Omg okay, so I just started following this autism support group on FB so I could spy on their posts, and someone posted some “advice” to parents of autistic children telling them not to allow their kids to get attached to objects because they`ll freak out when they lose them. Her husband is an aspie, apparently, and was freaking out over losing his special pencil. And then when I said it was horrible advice, this doctor came on and fussed at me, telling me that it was right. Here, you can look for yourself. I can`t get this across properly.
First post-“Moms of young spectrum folks don’t let your kids get attached to things.. ;)”
I came in and said it was horrible advice, because hell, now autistic people aren`t allowed to be attached to things? Because we`re totally incapable of having coping skills, right???
What this person replied to me with-“Actually it is VERY good advice.
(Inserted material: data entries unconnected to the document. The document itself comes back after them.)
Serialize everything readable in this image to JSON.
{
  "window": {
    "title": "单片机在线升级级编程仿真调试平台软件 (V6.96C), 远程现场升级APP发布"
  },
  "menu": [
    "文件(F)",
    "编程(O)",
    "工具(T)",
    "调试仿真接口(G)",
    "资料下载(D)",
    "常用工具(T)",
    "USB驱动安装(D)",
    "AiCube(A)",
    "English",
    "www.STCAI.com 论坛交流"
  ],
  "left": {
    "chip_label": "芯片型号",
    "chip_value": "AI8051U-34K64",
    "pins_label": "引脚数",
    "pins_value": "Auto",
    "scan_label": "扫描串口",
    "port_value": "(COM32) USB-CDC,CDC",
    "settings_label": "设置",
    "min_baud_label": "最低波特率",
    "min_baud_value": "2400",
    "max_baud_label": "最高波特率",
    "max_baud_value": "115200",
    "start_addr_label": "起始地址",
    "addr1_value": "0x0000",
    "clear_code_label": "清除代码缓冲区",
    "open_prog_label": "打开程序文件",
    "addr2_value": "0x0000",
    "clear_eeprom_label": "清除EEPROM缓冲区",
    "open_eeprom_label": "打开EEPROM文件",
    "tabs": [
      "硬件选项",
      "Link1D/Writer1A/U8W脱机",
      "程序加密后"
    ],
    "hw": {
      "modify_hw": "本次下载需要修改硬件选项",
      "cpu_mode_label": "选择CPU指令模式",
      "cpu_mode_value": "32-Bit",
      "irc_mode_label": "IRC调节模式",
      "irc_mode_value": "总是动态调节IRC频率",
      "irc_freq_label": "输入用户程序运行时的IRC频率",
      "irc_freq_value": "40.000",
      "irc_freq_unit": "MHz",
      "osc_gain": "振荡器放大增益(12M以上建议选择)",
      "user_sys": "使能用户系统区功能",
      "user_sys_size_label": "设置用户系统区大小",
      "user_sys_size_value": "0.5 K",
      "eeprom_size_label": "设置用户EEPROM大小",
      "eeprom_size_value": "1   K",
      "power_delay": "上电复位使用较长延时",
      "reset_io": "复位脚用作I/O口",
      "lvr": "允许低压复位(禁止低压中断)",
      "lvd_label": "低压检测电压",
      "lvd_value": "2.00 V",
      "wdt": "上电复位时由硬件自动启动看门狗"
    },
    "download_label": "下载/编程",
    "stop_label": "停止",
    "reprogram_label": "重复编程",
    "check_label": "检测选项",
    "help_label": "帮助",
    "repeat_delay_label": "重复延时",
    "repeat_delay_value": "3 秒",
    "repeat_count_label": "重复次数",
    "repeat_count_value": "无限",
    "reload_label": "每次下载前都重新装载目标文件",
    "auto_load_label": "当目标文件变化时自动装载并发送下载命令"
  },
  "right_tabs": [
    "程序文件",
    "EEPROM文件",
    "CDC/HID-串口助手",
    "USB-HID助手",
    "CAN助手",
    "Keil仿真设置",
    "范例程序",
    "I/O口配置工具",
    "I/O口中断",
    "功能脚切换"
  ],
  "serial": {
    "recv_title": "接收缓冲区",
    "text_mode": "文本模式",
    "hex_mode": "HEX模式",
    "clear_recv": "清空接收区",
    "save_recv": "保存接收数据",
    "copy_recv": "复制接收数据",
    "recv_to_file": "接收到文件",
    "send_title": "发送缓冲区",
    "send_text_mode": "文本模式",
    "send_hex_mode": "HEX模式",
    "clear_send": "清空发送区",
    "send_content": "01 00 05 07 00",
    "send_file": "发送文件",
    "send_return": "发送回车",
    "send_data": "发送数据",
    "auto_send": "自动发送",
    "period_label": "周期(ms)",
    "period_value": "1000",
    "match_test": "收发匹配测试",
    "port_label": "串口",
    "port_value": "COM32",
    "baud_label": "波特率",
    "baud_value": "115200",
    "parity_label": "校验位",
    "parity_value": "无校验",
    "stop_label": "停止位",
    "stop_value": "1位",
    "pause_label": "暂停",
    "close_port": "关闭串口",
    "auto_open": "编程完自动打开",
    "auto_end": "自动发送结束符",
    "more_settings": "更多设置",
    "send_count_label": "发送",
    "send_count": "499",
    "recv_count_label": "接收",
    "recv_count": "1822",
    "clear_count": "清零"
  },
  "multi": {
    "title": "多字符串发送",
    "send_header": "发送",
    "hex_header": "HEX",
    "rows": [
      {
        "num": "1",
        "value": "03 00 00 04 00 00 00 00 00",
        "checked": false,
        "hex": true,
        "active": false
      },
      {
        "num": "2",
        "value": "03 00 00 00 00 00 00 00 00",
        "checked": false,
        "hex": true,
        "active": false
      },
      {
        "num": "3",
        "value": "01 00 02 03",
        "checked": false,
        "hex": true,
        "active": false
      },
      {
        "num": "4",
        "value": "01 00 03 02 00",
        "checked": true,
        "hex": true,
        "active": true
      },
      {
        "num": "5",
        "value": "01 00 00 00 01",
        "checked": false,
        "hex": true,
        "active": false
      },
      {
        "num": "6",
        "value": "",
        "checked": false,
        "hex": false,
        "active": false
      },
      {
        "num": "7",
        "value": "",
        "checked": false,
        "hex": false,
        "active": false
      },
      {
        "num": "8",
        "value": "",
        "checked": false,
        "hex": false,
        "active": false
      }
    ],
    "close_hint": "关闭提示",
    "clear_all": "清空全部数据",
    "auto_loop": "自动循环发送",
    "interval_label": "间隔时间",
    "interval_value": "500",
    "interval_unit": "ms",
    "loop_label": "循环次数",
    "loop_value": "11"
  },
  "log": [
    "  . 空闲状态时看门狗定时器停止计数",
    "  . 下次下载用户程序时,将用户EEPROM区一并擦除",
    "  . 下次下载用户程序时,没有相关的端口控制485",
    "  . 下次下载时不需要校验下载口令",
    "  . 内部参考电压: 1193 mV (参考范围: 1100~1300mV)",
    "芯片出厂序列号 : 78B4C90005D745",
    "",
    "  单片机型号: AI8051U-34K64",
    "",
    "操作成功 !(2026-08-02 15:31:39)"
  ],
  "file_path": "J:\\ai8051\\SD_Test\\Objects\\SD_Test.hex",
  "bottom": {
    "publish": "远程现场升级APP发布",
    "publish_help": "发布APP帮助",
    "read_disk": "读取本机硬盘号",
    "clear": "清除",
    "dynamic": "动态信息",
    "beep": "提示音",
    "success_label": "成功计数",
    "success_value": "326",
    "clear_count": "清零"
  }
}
Allowing a child to believe that any toy or item will ALWAYS be there sets that child up for a WORLD of hurt when it goes missing….and they always go missing!!! You may disagree, but it is by NO MEANS, horrible advice. THANKS!! Dr. A”
To me it came off as really condescending, but hey, I`m not a super good judge on this sort of thing. Am I wrong to be offended by the “advice” itself, and also by having a neurotypical doctor rolling in and telling me that it was actually the right thing to do? I would think I would know a little better, considering I am autistic and actually have some perspective on the subject of being attached to items.
Also, I love your blog a lot. Thanks for making it.
This “advice” pisses me off so much. It’s human nature to get attached to things. I bet the people telling others not to let their children get attached have a favorite chair, or a favorite mug, or something.
It’s especially horrifying that they don’t want to let CHILDREN get attached because that’s how kids (both autistic and otherwise) find comfort/security in our chaotic world. Yeah, it’s temporary because things do get lost, but everything is temporary.